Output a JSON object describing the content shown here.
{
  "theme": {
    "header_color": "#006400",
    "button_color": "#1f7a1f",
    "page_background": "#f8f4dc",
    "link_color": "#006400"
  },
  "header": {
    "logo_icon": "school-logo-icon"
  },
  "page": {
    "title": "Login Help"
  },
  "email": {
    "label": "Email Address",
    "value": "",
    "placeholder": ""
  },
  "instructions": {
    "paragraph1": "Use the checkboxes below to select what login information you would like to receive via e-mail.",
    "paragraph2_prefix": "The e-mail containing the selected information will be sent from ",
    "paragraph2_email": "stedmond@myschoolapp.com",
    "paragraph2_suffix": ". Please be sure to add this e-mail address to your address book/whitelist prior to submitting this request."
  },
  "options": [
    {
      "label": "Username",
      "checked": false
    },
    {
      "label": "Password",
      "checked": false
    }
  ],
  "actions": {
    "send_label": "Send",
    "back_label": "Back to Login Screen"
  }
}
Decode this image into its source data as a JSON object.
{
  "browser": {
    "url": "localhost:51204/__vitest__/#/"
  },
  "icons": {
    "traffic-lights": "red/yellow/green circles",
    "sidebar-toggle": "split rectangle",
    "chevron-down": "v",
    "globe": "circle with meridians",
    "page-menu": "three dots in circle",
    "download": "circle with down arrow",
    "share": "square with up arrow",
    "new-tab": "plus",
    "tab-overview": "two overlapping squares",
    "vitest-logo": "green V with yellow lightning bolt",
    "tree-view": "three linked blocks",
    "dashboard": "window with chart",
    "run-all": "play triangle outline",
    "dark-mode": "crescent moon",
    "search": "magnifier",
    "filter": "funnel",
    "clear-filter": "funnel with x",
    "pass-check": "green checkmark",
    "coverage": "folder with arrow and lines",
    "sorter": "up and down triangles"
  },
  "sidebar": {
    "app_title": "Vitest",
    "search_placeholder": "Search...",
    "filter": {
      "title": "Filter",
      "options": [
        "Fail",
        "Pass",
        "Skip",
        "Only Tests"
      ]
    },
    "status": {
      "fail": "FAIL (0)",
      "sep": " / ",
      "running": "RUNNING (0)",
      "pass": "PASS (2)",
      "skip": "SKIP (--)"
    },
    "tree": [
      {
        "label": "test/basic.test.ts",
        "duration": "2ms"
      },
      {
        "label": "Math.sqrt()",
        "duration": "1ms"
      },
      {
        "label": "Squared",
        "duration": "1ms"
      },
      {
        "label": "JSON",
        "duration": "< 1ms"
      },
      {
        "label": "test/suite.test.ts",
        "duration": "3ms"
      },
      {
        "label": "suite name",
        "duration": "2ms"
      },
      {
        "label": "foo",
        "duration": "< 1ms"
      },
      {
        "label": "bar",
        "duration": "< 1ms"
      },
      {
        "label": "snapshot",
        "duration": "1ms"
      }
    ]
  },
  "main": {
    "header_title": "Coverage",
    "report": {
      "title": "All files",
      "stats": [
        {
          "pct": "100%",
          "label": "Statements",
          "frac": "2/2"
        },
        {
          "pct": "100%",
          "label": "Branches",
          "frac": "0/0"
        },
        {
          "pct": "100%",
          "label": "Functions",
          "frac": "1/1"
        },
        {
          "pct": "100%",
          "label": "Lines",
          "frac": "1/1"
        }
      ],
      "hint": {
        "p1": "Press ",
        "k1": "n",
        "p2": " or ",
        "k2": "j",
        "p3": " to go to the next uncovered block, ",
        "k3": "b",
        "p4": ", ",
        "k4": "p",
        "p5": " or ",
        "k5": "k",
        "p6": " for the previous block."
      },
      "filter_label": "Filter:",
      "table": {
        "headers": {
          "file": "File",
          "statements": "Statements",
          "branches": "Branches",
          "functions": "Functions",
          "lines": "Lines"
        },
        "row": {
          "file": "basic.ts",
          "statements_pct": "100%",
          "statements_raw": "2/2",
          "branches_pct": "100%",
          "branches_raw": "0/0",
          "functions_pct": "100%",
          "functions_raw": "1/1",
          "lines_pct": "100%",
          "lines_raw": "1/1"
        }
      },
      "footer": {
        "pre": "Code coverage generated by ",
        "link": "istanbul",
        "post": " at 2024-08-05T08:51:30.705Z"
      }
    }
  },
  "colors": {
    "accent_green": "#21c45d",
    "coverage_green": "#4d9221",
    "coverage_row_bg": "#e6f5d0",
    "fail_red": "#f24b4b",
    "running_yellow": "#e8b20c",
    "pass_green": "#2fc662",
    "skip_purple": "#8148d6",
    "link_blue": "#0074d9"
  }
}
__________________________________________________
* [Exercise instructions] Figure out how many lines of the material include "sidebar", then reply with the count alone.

* [The completed task] 2